Are you cutting back on cookies, candies and fruit juices to reduce your sugar intake? You’re probably making an honest effort, but you might still be eating more than you realize.
Not surprisingly, the average American eats more than 15 teaspoons of sugar each day. According to the American Heart Association, women should aim to eat no more than six teaspoons per day, while men should aim to eat no more than nine teaspoons.
If we know that too much sugar has serious effects on our weight and health, why does America’s consumption continue to have such a high average in our daily diets?
Hidden Sources of Added Sugar
The answer might lie in the fact that even many “healthful” foods have hidden sugars lurking behind the label. Beyond your typical soft drinks, pastries, cakes, candies and cookies, here are some common food sources whose sugar content can be quite staggering.
Cereal is quick to prepare and beloved for its breakfast superpowers of getting you up and energized. But while many cereal brands boast of health benefits like “heart healthy” or “fiber-packed,” the majority of breakfast cereals are very high in sugar. Some boxes contain more than 15 grams in just one serving! This is especially true for specialty flavors.
We love yogurt for its thick and creamy texture, flavor diversity and probiotic benefits. Greek yogurt is even popular for its high protein content. But those fruity and dessert-like flavors we enjoy so much often translate to a ton of added sugar. Many of our favorite brands have more than 13 grams per 5.3 oz which definitely adds up, especially as a favorite breakfast or snack food.
These convenient snacks come in a bunch of tasty flavor and are often marketed to provide whole-grain energizing benefits. But to add-in the extra flavor, most granola bar brands (and fitness bars for that matter) pack-in sugar — sometimes more than 12 grams per bar.
Many condiments are fairly high in sugar such as ketchup, salad dressings, barbeque sauce, teriyaki sauce, hoisin sauce and relish. These hidden contents add up fast if you frequently find yourself wanting to give your food an “extra kick” or some extra flavor.
Jarred sauces are notoriously high in sugar, even if they have more of a tart or savory taste. Pizzas, pastas and many Italian dishes make use of tomato sauce, marinara, vodka sauce or alfredo sauce, which are often sweetened for extra flavor and preservation.
The Bottom Line

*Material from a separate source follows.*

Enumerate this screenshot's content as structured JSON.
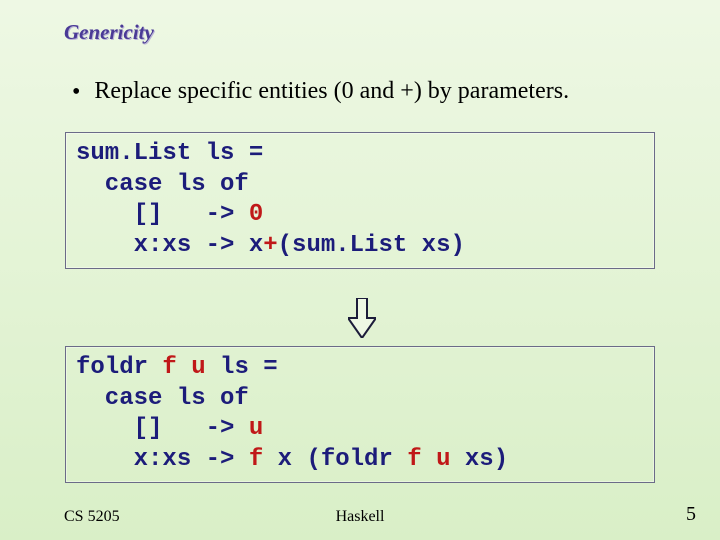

While it might be hard to escape sugar entirely, it’s possible to cut back on added amounts even more than you might already be doing. Before you purchase any packaged or processed item at the store, make it a habit to read its nutrition label — even if it’s seemingly healthy on the outside. You might be surprised to find out how much added sugar you’ve made a part of your diet.